The front-facing camera on Android handsets like the Nexus S and Desire S haven't seen much official use yet; third-party video calling apps like Fring can use them, but video functionality in Google's own Gtalk has so far been limited to Android 3.0 Honeycomb on tablets. That may well change at Google I/O next month, however, with claims that a test build of Android 2.3.4 with video-capable Gtalk has been doing the rounds.
Our pals over at Android Community have spent some hands on time with the new Skype with Video app for Android devices. This is the new version of the Skype app that allows for video calls between users. The crux of the review is that it does what it promises very well.
Video calls were a mainstay of classic sci-fi films, and even today there's something almost magical about seeing your friends and family on the screen of a portable device. Video calling has been around for some time, but it's only really in the past year or so that its got more attention among regular users. That's thanks in no small part to Apple and FaceTime, as found on the iPhone 4, iPad 2 and other gadgets from the company's range. Read on as we give FaceTime the full SlashGear 101 treatment!
RIM are currently working on a new peer-to-peer video conferencing app expected to launch alongside the BlackBerry PlayBook tablet, and taking advantage of the slate's front and rear facing cameras. According to RIM VP of enterprise strategy David Heit, talking to CIO, the company opted for home-grown software rather than relying on a third-party app like Skype.
Facebook and Skype have apparently returned to the negotiating table, with the prospect of Facebook users being offered video call functionality. Talks last year between the two companies resulted in the launch of Skype voice calls between Facebook friends, but according to Bloomberg's pair of sources the discussions had also tentatively covered video calls as well.
That failed to appear in the October Skype update, but with Apple's FaceTime system gaining momentum - likely to be aided with the launch of the iPad 2 later this week, which features twin cameras for FaceTime support - it seems Facebook's interest has re-awakened.

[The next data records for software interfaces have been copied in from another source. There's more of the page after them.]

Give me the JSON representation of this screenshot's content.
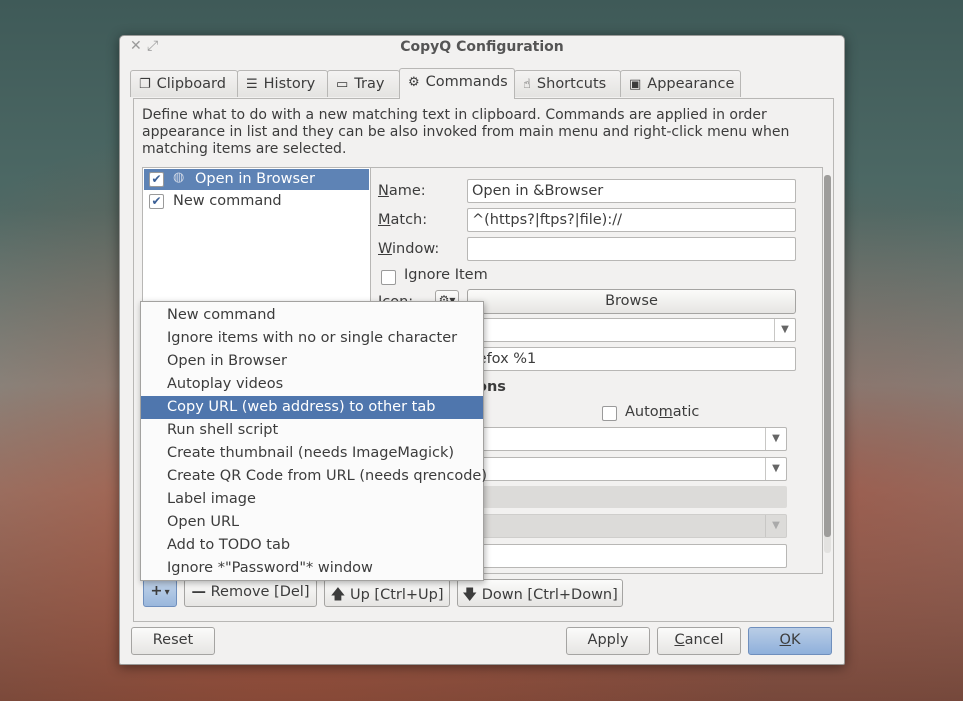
{
  "window": {
    "title": "CopyQ Configuration",
    "close_glyph": "✕",
    "maximize_glyph": "⤢"
  },
  "tabs": [
    {
      "label": "Clipboard",
      "icon": "clipboard-icon",
      "glyph": "❐"
    },
    {
      "label": "History",
      "icon": "list-icon",
      "glyph": "☰"
    },
    {
      "label": "Tray",
      "icon": "tray-icon",
      "glyph": "▭"
    },
    {
      "label": "Commands",
      "icon": "gears-icon",
      "glyph": "⚙"
    },
    {
      "label": "Shortcuts",
      "icon": "hand-pointer-icon",
      "glyph": "☝"
    },
    {
      "label": "Appearance",
      "icon": "image-icon",
      "glyph": "▣"
    }
  ],
  "active_tab": "Commands",
  "description": "Define what to do with a new matching text in clipboard. Commands are applied in order appearance in list and they can be also invoked from main menu and right-click menu when matching items are selected.",
  "commands": [
    {
      "label": "Open in Browser",
      "checked": true,
      "selected": true,
      "icon": "globe-icon"
    },
    {
      "label": "New command",
      "checked": true,
      "selected": false
    }
  ],
  "form": {
    "name_label": "Name:",
    "name_value": "Open in &Browser",
    "match_label": "Match:",
    "match_value": "^(https?|ftps?|file)://",
    "window_label": "Window:",
    "window_value": "",
    "ignore_item_label": "Ignore Item",
    "icon_label": "Icon:",
    "browse_label": "Browse",
    "command_partial": "refox %1",
    "options_partial": "ons",
    "automatic_label": "Automatic"
  },
  "menu_items": [
    "New command",
    "Ignore items with no or single character",
    "Open in Browser",
    "Autoplay videos",
    "Copy URL (web address) to other tab",
    "Run shell script",
    "Create thumbnail (needs ImageMagick)",
    "Create QR Code from URL (needs qrencode)",
    "Label image",
    "Open URL",
    "Add to TODO tab",
    "Ignore *\"Password\"* window"
  ],
  "menu_highlighted": "Copy URL (web address) to other tab",
  "list_buttons": {
    "add_glyph": "+",
    "add_arrow": "▾",
    "remove": "Remove [Del]",
    "remove_glyph": "—",
    "up": "Up [Ctrl+Up]",
    "up_glyph": "🡅",
    "down": "Down [Ctrl+Down]",
    "down_glyph": "🡇"
  },
  "footer": {
    "reset": "Reset",
    "apply": "Apply",
    "cancel": "Cancel",
    "ok": "OK"
  },
  "colors": {
    "selection": "#5e83b5",
    "menu_highlight": "#4f76ad",
    "window_bg": "#f2f1f0"
  }
}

As far as we're aware, Cisco's umi 1080 telepresence system hasn't exactly taken the video calling world by storm - the company itself says that, since the set-top camera went on sale in October 2010, "thousands of people" have used it - but perhaps a price cut, a cheaper model and a free computer app will address that. The Cisco umi 720, as the name suggests, will demand less broadband speed for reduced image quality, with a lighter impact on your wallet.